[Stored data]
########

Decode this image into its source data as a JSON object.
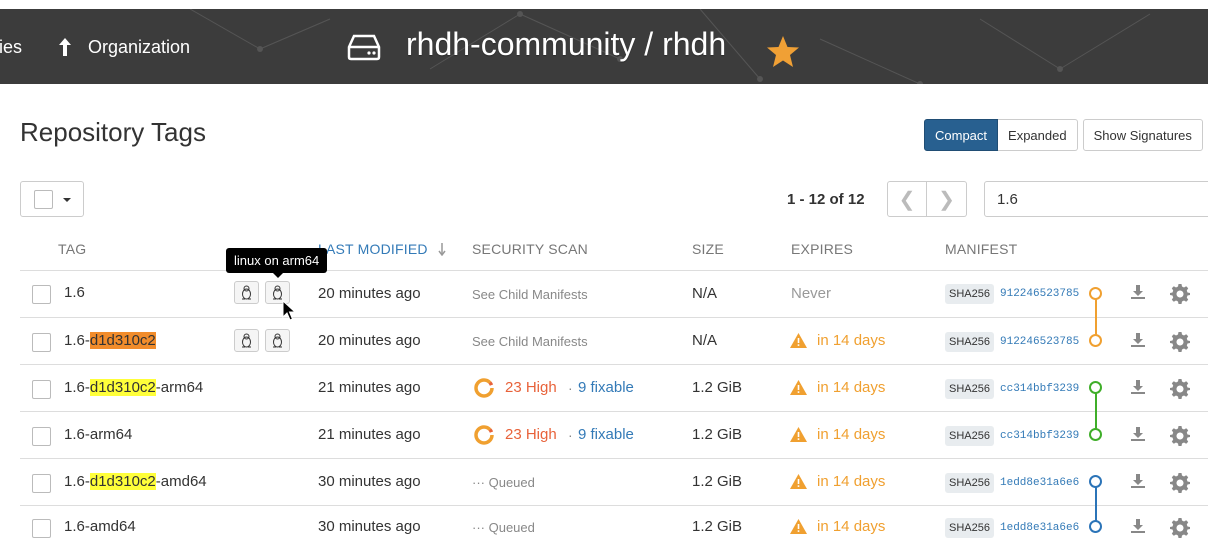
{
  "header": {
    "breadcrumb_repos": "tories",
    "org_label": "Organization",
    "repo_title": "rhdh-community / rhdh"
  },
  "page": {
    "title": "Repository Tags",
    "view_compact": "Compact",
    "view_expanded": "Expanded",
    "show_signatures": "Show Signatures"
  },
  "toolbar": {
    "page_count": "1 - 12 of 12",
    "pager_prev": "❮",
    "pager_next": "❯",
    "filter_value": "1.6"
  },
  "columns": {
    "tag": "TAG",
    "last_modified": "LAST MODIFIED",
    "security_scan": "SECURITY SCAN",
    "size": "SIZE",
    "expires": "EXPIRES",
    "manifest": "MANIFEST"
  },
  "tooltip": "linux on arm64",
  "rows": [
    {
      "tag_prefix": "1.6",
      "tag_hl": "",
      "tag_suffix": "",
      "modified": "20 minutes ago",
      "scan": "See Child Manifests",
      "size": "N/A",
      "expires": "Never",
      "sha": "SHA256",
      "digest": "912246523785"
    },
    {
      "tag_prefix": "1.6-",
      "tag_hl": "d1d310c2",
      "tag_suffix": "",
      "modified": "20 minutes ago",
      "scan": "See Child Manifests",
      "size": "N/A",
      "expires": "in 14 days",
      "sha": "SHA256",
      "digest": "912246523785"
    },
    {
      "tag_prefix": "1.6-",
      "tag_hl": "d1d310c2",
      "tag_suffix": "-arm64",
      "modified": "21 minutes ago",
      "scan_high": "23 High",
      "scan_dot": "·",
      "scan_fix": "9 fixable",
      "size": "1.2 GiB",
      "expires": "in 14 days",
      "sha": "SHA256",
      "digest": "cc314bbf3239"
    },
    {
      "tag_prefix": "1.6-arm64",
      "tag_hl": "",
      "tag_suffix": "",
      "modified": "21 minutes ago",
      "scan_high": "23 High",
      "scan_dot": "·",
      "scan_fix": "9 fixable",
      "size": "1.2 GiB",
      "expires": "in 14 days",
      "sha": "SHA256",
      "digest": "cc314bbf3239"
    },
    {
      "tag_prefix": "1.6-",
      "tag_hl": "d1d310c2",
      "tag_suffix": "-amd64",
      "modified": "30 minutes ago",
      "scan": "··· Queued",
      "size": "1.2 GiB",
      "expires": "in 14 days",
      "sha": "SHA256",
      "digest": "1edd8e31a6e6"
    },
    {
      "tag_prefix": "1.6-amd64",
      "tag_hl": "",
      "tag_suffix": "",
      "modified": "30 minutes ago",
      "scan": "··· Queued",
      "size": "1.2 GiB",
      "expires": "in 14 days",
      "sha": "SHA256",
      "digest": "1edd8e31a6e6"
    }
  ],
  "colors": {
    "manifest_orange": "#f0a030",
    "manifest_green": "#3fae29",
    "manifest_blue": "#2b74b8"
  }
}
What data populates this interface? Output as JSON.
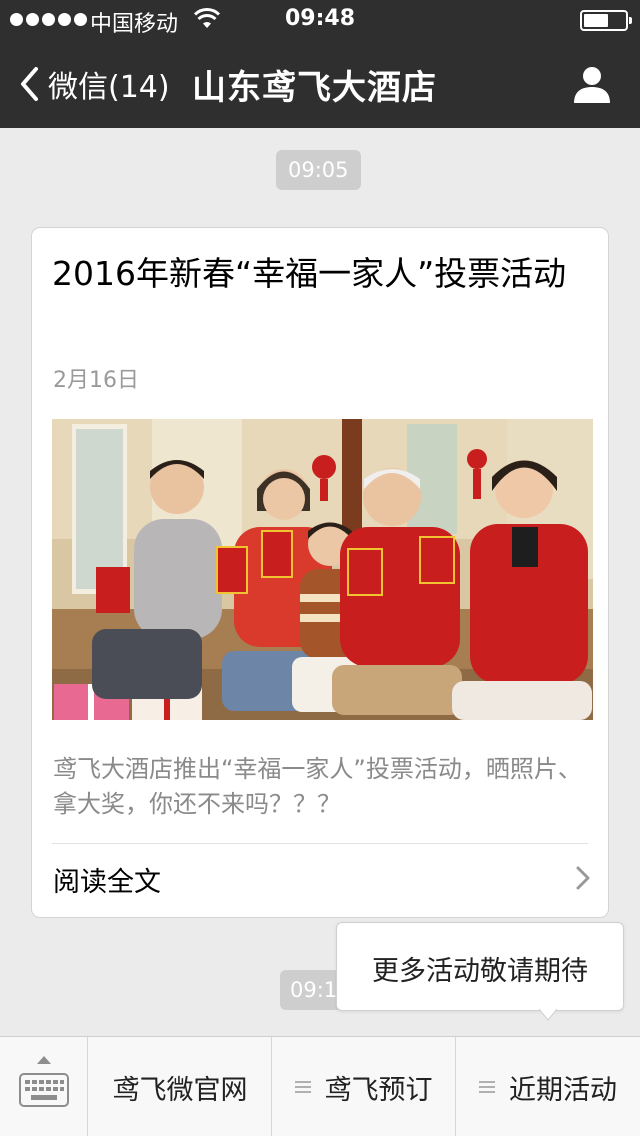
{
  "status_bar": {
    "carrier": "中国移动",
    "time": "09:48"
  },
  "nav": {
    "back_label": "微信(14)",
    "title": "山东鸢飞大酒店"
  },
  "timestamps": [
    "09:05",
    "09:1"
  ],
  "article": {
    "headline": "2016年新春“幸福一家人”投票活动",
    "date": "2月16日",
    "summary": "鸢飞大酒店推出“幸福一家人”投票活动，晒照片、拿大奖，你还不来吗？？？",
    "read_more": "阅读全文"
  },
  "popup": {
    "label": "更多活动敬请期待"
  },
  "menu": {
    "items": [
      {
        "label": "鸢飞微官网"
      },
      {
        "label": "鸢飞预订"
      },
      {
        "label": "近期活动"
      }
    ]
  },
  "colors": {
    "nav_bg": "#2f2f2f",
    "chat_bg": "#ebebeb",
    "pill_bg": "#cecece",
    "festive_red": "#c81e1e"
  },
  "icons": {
    "back": "chevron-left-icon",
    "profile": "person-icon",
    "wifi": "wifi-icon",
    "battery": "battery-icon",
    "keyboard": "keyboard-icon",
    "menu": "hamburger-icon",
    "read_more": "chevron-right-icon"
  }
}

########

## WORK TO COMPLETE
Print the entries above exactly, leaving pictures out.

## SOLUTION FOR THIS PROBLEM
Decode this image into its source data as a JSON object.
{
  "header": {
    "breadcrumb_repos": "tories",
    "org_label": "Organization",
    "repo_title": "rhdh-community / rhdh"
  },
  "page": {
    "title": "Repository Tags",
    "view_compact": "Compact",
    "view_expanded": "Expanded",
    "show_signatures": "Show Signatures"
  },
  "toolbar": {
    "page_count": "1 - 12 of 12",
    "pager_prev": "❮",
    "pager_next": "❯",
    "filter_value": "1.6"
  },
  "columns": {
    "tag": "TAG",
    "last_modified": "LAST MODIFIED",
    "security_scan": "SECURITY SCAN",
    "size": "SIZE",
    "expires": "EXPIRES",
    "manifest": "MANIFEST"
  },
  "tooltip": "linux on arm64",
  "rows": [
    {
      "tag_prefix": "1.6",
      "tag_hl": "",
      "tag_suffix": "",
      "modified": "20 minutes ago",
      "scan": "See Child Manifests",
      "size": "N/A",
      "expires": "Never",
      "sha": "SHA256",
      "digest": "912246523785"
    },
    {
      "tag_prefix": "1.6-",
      "tag_hl": "d1d310c2",
      "tag_suffix": "",
      "modified": "20 minutes ago",
      "scan": "See Child Manifests",
      "size": "N/A",
      "expires": "in 14 days",
      "sha": "SHA256",
      "digest": "912246523785"
    },
    {
      "tag_prefix": "1.6-",
      "tag_hl": "d1d310c2",
      "tag_suffix": "-arm64",
      "modified": "21 minutes ago",
      "scan_high": "23 High",
      "scan_dot": "·",
      "scan_fix": "9 fixable",
      "size": "1.2 GiB",
      "expires": "in 14 days",
      "sha": "SHA256",
      "digest": "cc314bbf3239"
    },
    {
      "tag_prefix": "1.6-arm64",
      "tag_hl": "",
      "tag_suffix": "",
      "modified": "21 minutes ago",
      "scan_high": "23 High",
      "scan_dot": "·",
      "scan_fix": "9 fixable",
      "size": "1.2 GiB",
      "expires": "in 14 days",
      "sha": "SHA256",
      "digest": "cc314bbf3239"
    },
    {
      "tag_prefix": "1.6-",
      "tag_hl": "d1d310c2",
      "tag_suffix": "-amd64",
      "modified": "30 minutes ago",
      "scan": "··· Queued",
      "size": "1.2 GiB",
      "expires": "in 14 days",
      "sha": "SHA256",
      "digest": "1edd8e31a6e6"
    },
    {
      "tag_prefix": "1.6-amd64",
      "tag_hl": "",
      "tag_suffix": "",
      "modified": "30 minutes ago",
      "scan": "··· Queued",
      "size": "1.2 GiB",
      "expires": "in 14 days",
      "sha": "SHA256",
      "digest": "1edd8e31a6e6"
    }
  ],
  "colors": {
    "manifest_orange": "#f0a030",
    "manifest_green": "#3fae29",
    "manifest_blue": "#2b74b8"
  }
}
What data populates this interface? Output as JSON.
{
  "status_bar": {
    "carrier": "中国移动",
    "time": "09:48"
  },
  "nav": {
    "back_label": "微信(14)",
    "title": "山东鸢飞大酒店"
  },
  "timestamps": [
    "09:05",
    "09:1"
  ],
  "article": {
    "headline": "2016年新春“幸福一家人”投票活动",
    "date": "2月16日",
    "summary": "鸢飞大酒店推出“幸福一家人”投票活动，晒照片、拿大奖，你还不来吗？？？",
    "read_more": "阅读全文"
  },
  "popup": {
    "label": "更多活动敬请期待"
  },
  "menu": {
    "items": [
      {
        "label": "鸢飞微官网"
      },
      {
        "label": "鸢飞预订"
      },
      {
        "label": "近期活动"
      }
    ]
  },
  "colors": {
    "nav_bg": "#2f2f2f",
    "chat_bg": "#ebebeb",
    "pill_bg": "#cecece",
    "festive_red": "#c81e1e"
  },
  "icons": {
    "back": "chevron-left-icon",
    "profile": "person-icon",
    "wifi": "wifi-icon",
    "battery": "battery-icon",
    "keyboard": "keyboard-icon",
    "menu": "hamburger-icon",
    "read_more": "chevron-right-icon"
  }
}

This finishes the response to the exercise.